Old Girl Sophie Hamer has the building blocks for success.
Sophie, who attended QMC from 2000 to 2006, had strong family links to the College.
“My Grandmother and her sister are both old girls and I remember looking through her historic books on QMC as a very young girl and feeling quite enamoured by the old photographs showing the community of inspiring young women clustered around the tower.”
A Lochleven supporter, Sophie was involved in a number of activities across the arts and sports at school, from debating and chorale to tennis and sports academy and was a joint recipient of the award for Best All-Rounder in Year 13 and joint Dux.
“QMC has a great sense of community which always invited a range of voices, supported individual thinking, and celebrated overlaps or differences in knowledge and skills,” Sophie says.
“I always felt valued, and I always had a sense of being able to give anything a go in that environment – which isn’t so much a lesson, but an attitude I try to carry with me now.’
Sophie had a lot of potential careers in mind while at school but decided to study architecture just a few weeks before starting university.
She went to the School of Architecture at Victoria University of Wellington and completed a Bachelor of Architectural Studies, and then a Master of Architecture (Professional) with Distinction.
“As part of my studies I also threw in a Creative Writing course at the International Institute of Modern Letters and some French papers, and spent some time at the Ecole Speciale d’Architecture in Paris.”
In the first year after completing her Masters degree, Sophie worked full time at the university teaching across a range of courses in the architecture school, from the technical side of architecture to the design and research aspects.
She also had the opportunity as a Teaching Fellow to write, direct and deliver a course about Design Communication to about 50 students – an experience that really cemented her interest in architectural education.
She started her professional career as a graduate at a small, practice in Wellington and was exposed to many parts of the building process.
“Architecturally, seeing my first building built was always going to be a milestone,” Sophie says.
“Every time you see what you have drawn, detailed and worried about take shape in reality is a rush.”
Sophie now lives in Auckland working at Fearon Hay Architects as a design team leader and is involved in a range of exciting projects – residential, multi-residential, heritage, commercial – from the excitement of concept, working with consultants and clients, right through to achieving compliance with building code and getting on site.

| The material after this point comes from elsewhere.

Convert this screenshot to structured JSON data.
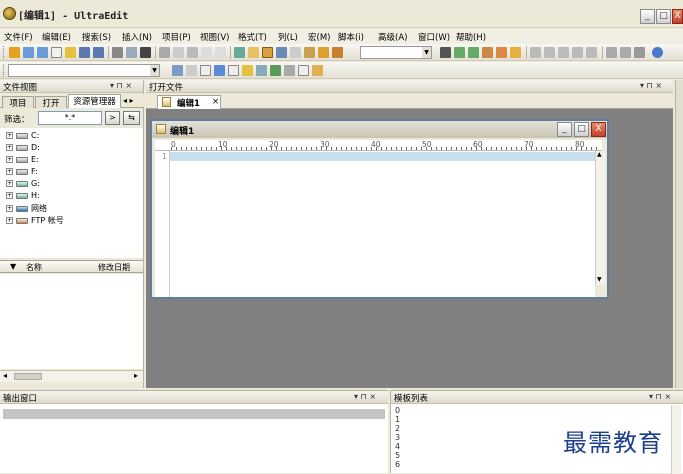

“I am still an architectural graduate and can’t call myself an architect until I undertake the registration process, which involves a written case study of projects so you can demonstrate your range of experience, and a 3 hour conversation with a panel,” Sophie says.
“That’s the next goal.”
Alongside this, Sophie is a Professional Teaching Fellow at the University of Auckland, where she leads a third year architecture design studio paper.
“I also run a website for aspiring architects called PORTICO which provides information about studying architecture, what the possible career pathways are, and gives an inside glimpse into what happens at architecture school and in practice,” Sophie explains.
“It’s intended as a support and resource for high school and university students which is basically a compendium of my knowledge and thoughts from studying, teaching and now practising.”
Sophie’s advice for students would be to pay attention to what makes you feel most like yourself – and pursue it relentlessly.
“But also identify your weaknesses, and try to be aware of how your weaknesses interplay with your strengths.”
“Things are changing fast in the professional world, and you’ll be well placed if you can think entrepreneurially and make opportunities for yourself.”